[DIRECTIONS] Please copy out all lines of the entries that contain the word "content".

[DATA FOR REVIEW]
►

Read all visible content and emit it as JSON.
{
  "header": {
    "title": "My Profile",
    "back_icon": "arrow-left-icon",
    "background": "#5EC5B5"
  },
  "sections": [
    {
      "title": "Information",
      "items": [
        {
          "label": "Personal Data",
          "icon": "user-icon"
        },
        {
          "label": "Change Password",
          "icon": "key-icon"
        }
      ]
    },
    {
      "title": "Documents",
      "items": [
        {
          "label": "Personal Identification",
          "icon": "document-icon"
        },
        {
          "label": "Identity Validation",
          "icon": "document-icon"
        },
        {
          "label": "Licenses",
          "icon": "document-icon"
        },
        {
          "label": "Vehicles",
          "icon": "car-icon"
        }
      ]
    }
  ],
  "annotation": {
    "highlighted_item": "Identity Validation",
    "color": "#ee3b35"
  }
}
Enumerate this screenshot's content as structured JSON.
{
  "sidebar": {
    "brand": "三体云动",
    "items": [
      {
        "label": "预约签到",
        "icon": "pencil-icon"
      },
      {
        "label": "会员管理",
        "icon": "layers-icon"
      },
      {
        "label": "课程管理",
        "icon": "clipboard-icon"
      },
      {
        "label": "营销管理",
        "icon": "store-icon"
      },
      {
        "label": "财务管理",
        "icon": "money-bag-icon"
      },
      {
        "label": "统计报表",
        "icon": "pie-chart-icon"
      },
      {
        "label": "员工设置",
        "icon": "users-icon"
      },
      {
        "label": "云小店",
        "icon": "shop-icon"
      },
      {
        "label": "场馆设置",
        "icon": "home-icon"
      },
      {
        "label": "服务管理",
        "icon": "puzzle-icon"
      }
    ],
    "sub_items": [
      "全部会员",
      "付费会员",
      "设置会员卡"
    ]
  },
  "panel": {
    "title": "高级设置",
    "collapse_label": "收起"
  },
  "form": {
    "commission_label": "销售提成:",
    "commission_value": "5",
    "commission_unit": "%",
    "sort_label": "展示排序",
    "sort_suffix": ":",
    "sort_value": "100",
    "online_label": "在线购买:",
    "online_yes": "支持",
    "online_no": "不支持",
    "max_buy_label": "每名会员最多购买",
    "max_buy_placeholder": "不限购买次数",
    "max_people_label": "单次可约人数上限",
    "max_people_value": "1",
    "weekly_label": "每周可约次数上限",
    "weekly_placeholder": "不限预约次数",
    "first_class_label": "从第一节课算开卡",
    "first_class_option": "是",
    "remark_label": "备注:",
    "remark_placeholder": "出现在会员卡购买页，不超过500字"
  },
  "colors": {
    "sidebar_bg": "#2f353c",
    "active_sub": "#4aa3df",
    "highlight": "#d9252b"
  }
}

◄

[RESPONSE BOX]
Read all visible content and emit it as JSON.
Enumerate this screenshot's content as structured JSON.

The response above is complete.